** The problem **
Your response should be every line from the entries that includes the string "hostname".

** Information given **

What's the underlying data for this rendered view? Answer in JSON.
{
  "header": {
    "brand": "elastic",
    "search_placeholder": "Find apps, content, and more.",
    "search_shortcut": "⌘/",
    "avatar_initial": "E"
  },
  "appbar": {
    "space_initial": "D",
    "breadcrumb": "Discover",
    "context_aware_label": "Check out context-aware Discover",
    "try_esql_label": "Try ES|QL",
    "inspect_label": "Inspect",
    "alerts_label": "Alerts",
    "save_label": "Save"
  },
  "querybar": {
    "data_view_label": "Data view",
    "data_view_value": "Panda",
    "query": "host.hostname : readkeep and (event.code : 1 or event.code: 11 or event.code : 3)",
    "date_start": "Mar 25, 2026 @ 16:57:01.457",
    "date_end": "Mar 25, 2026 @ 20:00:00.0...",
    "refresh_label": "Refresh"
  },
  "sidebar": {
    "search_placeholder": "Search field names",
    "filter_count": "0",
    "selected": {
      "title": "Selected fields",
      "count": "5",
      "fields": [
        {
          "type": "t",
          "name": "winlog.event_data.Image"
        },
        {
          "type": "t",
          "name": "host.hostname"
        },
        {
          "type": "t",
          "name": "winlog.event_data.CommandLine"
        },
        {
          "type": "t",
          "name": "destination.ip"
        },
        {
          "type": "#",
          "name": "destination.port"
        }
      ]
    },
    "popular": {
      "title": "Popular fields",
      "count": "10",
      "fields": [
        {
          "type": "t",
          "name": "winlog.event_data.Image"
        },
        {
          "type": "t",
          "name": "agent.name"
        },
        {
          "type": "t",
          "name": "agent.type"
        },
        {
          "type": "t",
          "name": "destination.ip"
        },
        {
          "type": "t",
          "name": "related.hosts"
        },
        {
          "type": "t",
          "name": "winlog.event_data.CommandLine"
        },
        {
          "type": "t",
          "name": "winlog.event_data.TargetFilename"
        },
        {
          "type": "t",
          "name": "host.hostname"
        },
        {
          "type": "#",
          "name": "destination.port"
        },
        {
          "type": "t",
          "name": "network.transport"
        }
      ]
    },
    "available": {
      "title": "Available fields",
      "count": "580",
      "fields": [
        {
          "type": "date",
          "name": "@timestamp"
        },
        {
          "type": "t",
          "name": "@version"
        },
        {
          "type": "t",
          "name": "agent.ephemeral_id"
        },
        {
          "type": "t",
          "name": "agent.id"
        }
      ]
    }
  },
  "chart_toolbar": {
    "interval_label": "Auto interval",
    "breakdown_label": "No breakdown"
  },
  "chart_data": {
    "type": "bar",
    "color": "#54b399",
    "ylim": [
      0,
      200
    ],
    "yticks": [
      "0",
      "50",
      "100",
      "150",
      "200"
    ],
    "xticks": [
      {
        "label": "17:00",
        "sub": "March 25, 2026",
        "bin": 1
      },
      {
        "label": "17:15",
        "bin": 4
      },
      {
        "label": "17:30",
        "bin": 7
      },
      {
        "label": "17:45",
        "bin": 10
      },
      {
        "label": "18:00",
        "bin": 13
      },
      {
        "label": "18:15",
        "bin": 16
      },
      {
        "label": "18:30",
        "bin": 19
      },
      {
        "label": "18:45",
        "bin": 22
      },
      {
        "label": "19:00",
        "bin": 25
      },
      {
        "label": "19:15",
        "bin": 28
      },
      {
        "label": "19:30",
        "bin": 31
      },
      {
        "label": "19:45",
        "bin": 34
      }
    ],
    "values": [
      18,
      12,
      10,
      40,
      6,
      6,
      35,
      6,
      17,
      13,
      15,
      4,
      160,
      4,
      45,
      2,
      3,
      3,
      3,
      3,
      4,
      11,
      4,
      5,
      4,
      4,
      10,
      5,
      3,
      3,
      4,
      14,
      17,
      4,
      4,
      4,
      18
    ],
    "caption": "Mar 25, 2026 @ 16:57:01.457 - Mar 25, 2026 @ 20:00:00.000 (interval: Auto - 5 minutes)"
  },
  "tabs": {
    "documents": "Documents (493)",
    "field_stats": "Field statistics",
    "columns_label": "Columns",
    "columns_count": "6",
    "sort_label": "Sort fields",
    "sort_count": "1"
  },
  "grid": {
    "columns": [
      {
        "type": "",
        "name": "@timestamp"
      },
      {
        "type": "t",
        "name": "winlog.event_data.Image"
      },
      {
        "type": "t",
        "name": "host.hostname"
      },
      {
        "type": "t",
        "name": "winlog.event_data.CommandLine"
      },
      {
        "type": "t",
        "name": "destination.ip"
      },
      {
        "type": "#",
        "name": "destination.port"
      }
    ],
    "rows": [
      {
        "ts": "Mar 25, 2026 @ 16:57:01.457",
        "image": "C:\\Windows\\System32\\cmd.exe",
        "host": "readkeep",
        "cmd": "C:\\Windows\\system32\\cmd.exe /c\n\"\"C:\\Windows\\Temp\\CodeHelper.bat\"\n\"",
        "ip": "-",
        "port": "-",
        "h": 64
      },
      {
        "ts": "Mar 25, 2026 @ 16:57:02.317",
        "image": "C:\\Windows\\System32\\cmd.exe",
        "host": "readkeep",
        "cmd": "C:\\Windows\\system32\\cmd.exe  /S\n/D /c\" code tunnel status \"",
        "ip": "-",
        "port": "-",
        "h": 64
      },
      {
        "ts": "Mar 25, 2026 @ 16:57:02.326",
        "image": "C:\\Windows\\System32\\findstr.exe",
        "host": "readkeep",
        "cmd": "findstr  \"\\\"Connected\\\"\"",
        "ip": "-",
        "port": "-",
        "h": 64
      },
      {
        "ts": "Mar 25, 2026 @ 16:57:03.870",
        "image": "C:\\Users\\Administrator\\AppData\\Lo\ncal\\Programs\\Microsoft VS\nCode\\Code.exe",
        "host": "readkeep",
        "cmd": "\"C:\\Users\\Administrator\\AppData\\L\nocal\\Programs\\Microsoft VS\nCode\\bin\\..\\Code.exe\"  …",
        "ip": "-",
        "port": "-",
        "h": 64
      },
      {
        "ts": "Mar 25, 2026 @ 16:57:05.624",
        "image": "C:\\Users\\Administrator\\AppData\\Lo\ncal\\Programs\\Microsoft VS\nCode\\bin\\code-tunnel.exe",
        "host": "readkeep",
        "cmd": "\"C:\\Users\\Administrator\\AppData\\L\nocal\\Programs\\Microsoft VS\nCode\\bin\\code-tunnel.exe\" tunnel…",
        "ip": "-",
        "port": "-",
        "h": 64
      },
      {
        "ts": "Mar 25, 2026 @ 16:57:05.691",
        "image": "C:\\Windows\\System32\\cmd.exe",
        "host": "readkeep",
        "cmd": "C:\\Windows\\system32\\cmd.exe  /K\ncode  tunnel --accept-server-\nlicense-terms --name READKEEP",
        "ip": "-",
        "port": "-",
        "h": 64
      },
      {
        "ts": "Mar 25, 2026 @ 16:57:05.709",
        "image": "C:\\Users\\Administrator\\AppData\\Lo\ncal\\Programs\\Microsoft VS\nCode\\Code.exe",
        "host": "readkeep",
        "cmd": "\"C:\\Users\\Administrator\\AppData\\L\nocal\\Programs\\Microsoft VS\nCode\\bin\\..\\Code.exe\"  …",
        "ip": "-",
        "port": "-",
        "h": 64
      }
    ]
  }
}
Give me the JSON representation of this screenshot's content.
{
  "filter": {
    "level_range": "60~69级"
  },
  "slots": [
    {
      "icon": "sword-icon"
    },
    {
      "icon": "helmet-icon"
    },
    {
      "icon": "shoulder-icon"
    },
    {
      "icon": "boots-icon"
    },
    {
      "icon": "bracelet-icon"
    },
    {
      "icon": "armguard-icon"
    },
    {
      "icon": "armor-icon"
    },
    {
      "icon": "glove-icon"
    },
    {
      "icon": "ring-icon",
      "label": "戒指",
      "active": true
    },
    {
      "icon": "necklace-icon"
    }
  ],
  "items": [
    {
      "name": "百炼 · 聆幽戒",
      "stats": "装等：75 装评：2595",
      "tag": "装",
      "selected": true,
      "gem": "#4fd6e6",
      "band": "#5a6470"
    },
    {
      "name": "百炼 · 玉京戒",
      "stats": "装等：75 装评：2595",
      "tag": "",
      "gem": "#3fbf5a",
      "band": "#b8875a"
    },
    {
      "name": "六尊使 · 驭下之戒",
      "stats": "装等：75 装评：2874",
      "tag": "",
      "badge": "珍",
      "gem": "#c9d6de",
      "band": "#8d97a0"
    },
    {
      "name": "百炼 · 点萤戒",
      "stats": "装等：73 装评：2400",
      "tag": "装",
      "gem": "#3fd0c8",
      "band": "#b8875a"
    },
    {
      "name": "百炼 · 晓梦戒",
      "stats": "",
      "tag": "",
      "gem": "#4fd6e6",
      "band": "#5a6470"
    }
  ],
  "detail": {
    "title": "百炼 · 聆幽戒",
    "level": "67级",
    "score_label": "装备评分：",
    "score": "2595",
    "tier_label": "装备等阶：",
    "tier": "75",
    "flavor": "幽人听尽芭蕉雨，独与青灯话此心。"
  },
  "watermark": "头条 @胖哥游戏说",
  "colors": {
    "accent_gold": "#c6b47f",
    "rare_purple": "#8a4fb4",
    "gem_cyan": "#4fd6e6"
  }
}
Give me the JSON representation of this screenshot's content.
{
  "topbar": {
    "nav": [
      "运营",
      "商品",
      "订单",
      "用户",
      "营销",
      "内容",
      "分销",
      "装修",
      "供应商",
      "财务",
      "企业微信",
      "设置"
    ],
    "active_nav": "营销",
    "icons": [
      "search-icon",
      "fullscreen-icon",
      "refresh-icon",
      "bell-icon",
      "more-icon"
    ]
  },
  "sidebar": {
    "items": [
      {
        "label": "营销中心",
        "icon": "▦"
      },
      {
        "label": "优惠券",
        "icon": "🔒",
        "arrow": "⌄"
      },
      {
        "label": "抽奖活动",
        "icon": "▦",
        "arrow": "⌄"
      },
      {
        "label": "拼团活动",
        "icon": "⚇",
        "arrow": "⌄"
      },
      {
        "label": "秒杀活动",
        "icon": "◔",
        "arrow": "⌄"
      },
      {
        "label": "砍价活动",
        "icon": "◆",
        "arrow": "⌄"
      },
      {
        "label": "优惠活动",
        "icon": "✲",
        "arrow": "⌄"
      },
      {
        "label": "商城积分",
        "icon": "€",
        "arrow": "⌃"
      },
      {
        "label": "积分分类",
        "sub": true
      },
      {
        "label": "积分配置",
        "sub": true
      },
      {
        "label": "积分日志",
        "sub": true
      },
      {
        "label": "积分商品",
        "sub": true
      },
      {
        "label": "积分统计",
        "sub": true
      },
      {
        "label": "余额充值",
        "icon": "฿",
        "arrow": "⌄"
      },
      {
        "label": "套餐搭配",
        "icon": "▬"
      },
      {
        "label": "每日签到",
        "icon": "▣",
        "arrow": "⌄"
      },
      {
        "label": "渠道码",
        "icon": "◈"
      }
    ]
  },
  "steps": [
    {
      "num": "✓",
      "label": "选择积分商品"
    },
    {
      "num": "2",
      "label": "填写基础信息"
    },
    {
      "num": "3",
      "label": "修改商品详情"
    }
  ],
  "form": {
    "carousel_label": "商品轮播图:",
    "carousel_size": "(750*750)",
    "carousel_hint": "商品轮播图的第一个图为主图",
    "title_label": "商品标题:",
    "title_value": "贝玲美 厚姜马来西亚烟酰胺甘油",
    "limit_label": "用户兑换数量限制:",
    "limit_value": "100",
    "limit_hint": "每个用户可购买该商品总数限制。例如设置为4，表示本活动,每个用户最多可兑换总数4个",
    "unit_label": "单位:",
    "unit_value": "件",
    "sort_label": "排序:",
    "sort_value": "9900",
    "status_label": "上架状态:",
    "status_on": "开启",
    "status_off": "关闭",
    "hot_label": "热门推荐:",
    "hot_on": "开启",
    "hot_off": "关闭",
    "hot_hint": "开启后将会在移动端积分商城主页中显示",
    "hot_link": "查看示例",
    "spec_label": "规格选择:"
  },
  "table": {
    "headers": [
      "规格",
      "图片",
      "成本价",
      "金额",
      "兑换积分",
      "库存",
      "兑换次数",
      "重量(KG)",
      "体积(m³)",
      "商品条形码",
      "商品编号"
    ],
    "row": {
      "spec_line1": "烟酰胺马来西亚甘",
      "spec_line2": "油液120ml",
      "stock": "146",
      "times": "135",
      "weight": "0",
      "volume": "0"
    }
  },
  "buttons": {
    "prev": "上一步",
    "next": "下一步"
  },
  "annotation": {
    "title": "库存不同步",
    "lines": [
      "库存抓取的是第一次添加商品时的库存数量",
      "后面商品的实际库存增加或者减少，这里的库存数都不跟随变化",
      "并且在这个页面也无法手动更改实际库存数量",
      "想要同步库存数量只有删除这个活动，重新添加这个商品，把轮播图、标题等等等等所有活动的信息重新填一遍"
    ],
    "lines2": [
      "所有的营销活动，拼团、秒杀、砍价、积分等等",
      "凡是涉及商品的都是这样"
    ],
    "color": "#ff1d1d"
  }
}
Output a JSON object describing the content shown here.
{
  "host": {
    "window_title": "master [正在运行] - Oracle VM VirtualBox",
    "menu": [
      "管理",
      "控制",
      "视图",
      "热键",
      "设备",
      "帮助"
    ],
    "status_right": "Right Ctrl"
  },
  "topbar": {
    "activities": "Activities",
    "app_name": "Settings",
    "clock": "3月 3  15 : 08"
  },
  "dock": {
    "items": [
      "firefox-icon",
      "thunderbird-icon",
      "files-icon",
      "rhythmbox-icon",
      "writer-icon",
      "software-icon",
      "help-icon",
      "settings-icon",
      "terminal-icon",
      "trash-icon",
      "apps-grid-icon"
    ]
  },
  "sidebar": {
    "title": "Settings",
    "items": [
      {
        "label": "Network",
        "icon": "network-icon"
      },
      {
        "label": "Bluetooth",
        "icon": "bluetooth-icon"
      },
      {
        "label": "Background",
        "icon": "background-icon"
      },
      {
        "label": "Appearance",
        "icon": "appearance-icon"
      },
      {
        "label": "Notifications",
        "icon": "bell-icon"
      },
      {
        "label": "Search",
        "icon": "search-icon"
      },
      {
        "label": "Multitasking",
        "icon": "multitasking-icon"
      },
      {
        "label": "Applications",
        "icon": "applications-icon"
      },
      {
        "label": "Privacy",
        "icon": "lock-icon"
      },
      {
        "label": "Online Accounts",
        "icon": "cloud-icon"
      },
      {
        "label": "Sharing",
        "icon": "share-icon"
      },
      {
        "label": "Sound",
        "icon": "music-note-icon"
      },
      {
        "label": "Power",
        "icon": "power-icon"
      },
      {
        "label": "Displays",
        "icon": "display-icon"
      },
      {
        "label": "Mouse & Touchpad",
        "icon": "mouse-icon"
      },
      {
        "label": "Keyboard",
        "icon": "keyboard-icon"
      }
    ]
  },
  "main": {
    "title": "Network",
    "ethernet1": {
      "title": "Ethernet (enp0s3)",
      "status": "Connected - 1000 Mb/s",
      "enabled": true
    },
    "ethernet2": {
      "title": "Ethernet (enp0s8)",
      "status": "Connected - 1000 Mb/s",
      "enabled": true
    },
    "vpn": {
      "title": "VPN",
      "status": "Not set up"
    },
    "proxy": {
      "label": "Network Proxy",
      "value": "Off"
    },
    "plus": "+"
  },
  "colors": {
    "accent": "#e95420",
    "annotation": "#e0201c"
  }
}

** Output **
    "query": "host.hostname : readkeep and (event.code : 1 or event.code: 11 or event.code : 3)",
          "name": "host.hostname"
          "name": "host.hostname"
        "name": "host.hostname"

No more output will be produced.